REQUIREMENT → In the records below, count every line that includes the word "không". Provide the total alone.

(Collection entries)
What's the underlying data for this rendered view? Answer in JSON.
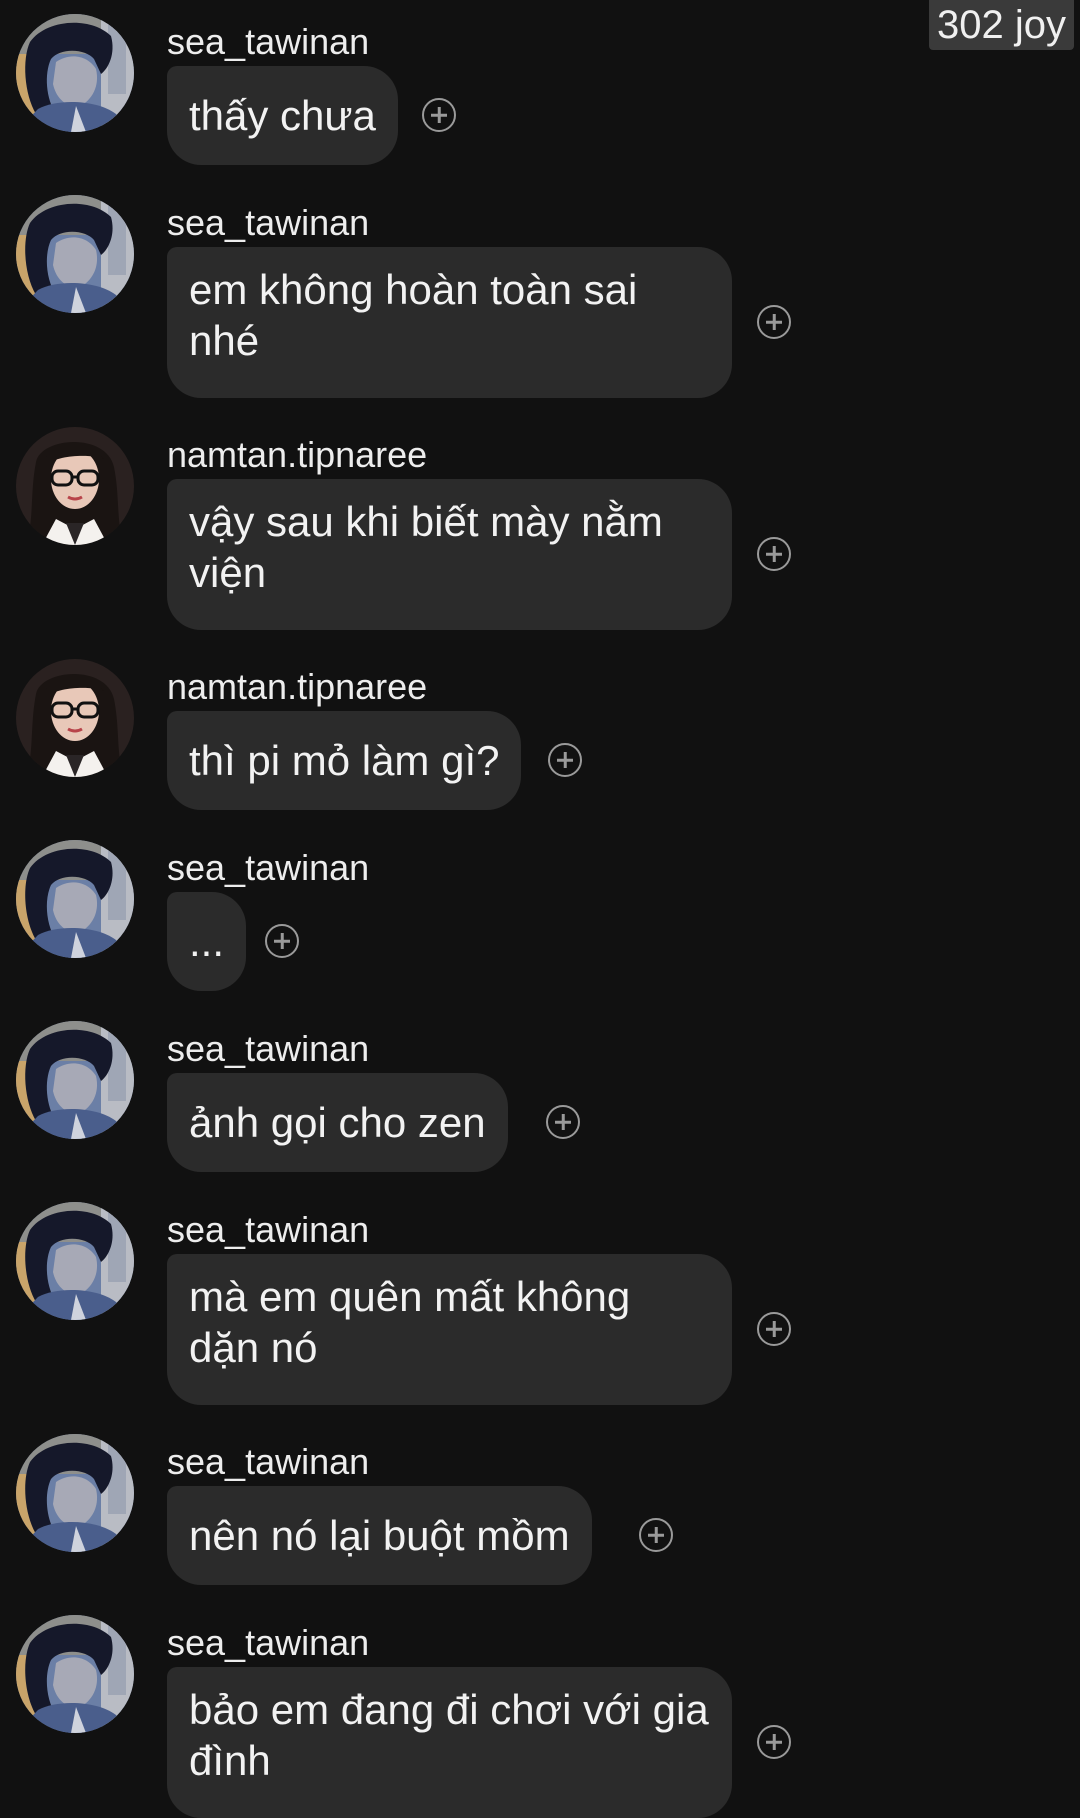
{
  "badge": {
    "text": "302 joy"
  },
  "messages": [
    {
      "user": "sea_tawinan",
      "text": "thấy chưa",
      "avatar": "sea-avatar"
    },
    {
      "user": "sea_tawinan",
      "text": "em không hoàn toàn sai nhé",
      "avatar": "sea-avatar"
    },
    {
      "user": "namtan.tipnaree",
      "text": "vậy sau khi biết mày nằm viện",
      "avatar": "namtan-avatar"
    },
    {
      "user": "namtan.tipnaree",
      "text": "thì pi mỏ làm gì?",
      "avatar": "namtan-avatar"
    },
    {
      "user": "sea_tawinan",
      "text": "...",
      "avatar": "sea-avatar"
    },
    {
      "user": "sea_tawinan",
      "text": "ảnh gọi cho zen",
      "avatar": "sea-avatar"
    },
    {
      "user": "sea_tawinan",
      "text": "mà em quên mất không dặn nó",
      "avatar": "sea-avatar"
    },
    {
      "user": "sea_tawinan",
      "text": "nên nó lại buột mồm",
      "avatar": "sea-avatar"
    },
    {
      "user": "sea_tawinan",
      "text": "bảo em đang đi chơi với gia đình",
      "avatar": "sea-avatar"
    }
  ],
  "colors": {
    "background": "#111111",
    "bubble": "#2b2b2b",
    "text": "#f2f2f2",
    "icon": "#9a9a9a"
  },
  "icons": {
    "react": "add-reaction-icon"
  }
}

OUTPUT OF THE TASK → 2